In the material below, find every line containing the string "this" and return it.

══════════════════════════════

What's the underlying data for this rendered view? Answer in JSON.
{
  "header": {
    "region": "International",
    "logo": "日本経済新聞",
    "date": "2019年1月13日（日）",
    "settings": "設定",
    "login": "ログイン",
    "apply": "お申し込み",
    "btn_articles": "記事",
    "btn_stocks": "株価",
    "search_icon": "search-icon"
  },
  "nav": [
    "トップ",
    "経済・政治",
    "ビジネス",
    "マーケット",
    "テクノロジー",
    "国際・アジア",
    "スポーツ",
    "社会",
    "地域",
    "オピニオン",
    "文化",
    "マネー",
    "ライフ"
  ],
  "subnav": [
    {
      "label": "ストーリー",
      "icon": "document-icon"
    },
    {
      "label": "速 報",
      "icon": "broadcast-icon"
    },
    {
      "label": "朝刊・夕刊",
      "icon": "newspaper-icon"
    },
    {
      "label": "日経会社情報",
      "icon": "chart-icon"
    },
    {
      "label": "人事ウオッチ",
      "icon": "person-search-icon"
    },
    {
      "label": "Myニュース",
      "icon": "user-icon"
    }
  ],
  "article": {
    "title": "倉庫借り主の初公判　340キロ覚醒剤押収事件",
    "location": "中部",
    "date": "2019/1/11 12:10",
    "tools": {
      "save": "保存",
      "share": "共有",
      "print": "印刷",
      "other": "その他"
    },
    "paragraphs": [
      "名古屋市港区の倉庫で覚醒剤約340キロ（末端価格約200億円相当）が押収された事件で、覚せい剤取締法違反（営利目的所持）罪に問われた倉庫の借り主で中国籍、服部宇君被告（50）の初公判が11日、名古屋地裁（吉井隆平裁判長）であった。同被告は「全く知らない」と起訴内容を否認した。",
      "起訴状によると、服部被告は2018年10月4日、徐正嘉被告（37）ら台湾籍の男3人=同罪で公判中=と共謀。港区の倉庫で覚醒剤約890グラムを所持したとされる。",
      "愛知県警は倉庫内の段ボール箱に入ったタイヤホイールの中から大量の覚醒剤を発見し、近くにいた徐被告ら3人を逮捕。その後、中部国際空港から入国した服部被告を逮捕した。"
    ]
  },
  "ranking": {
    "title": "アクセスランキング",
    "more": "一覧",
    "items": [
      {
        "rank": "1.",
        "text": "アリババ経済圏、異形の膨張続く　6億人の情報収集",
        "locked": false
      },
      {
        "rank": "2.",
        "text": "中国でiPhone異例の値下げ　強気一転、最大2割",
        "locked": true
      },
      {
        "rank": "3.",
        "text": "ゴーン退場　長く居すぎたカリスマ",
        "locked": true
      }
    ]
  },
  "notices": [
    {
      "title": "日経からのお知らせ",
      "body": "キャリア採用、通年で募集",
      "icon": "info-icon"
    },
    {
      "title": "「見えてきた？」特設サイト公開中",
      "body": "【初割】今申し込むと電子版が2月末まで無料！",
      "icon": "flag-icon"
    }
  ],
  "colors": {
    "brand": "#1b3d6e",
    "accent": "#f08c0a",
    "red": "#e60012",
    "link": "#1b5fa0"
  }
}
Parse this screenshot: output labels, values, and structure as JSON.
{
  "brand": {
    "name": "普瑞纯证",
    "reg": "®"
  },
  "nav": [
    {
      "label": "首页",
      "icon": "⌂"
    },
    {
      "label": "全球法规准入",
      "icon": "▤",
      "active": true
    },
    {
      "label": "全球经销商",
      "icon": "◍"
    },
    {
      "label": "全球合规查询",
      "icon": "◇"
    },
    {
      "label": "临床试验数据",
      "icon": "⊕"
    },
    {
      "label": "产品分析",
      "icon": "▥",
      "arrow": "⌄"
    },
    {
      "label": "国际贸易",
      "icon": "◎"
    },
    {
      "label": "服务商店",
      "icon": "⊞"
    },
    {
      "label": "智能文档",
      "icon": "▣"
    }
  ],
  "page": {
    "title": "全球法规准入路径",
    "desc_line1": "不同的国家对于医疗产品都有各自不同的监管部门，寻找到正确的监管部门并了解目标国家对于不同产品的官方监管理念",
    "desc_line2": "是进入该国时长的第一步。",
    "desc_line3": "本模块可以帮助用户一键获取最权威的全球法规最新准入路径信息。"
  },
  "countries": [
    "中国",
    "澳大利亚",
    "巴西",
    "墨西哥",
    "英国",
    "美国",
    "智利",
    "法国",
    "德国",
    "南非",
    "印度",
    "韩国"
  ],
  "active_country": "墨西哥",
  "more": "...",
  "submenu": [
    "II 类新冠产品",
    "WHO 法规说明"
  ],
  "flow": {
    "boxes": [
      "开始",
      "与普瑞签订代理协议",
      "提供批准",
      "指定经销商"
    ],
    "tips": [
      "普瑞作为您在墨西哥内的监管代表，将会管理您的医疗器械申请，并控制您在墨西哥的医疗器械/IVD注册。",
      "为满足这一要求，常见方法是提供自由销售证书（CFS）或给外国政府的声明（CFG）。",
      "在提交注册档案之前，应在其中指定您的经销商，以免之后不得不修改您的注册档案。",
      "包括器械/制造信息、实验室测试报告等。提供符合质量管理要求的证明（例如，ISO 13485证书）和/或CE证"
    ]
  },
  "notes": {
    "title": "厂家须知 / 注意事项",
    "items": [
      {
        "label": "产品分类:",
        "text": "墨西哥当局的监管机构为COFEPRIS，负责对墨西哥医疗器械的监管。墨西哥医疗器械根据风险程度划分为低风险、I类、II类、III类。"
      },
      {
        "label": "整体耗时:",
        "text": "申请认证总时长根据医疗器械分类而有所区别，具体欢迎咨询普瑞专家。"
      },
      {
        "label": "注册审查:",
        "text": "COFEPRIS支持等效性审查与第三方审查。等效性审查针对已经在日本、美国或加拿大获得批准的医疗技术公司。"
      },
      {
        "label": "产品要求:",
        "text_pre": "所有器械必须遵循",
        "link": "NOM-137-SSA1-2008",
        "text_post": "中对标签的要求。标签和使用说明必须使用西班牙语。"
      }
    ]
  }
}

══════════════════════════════

| YOUR RESPONSE |
What's the underlying data for this rendered view? Answer in JSON.
Parse this screenshot: output labels, values, and structure as JSON.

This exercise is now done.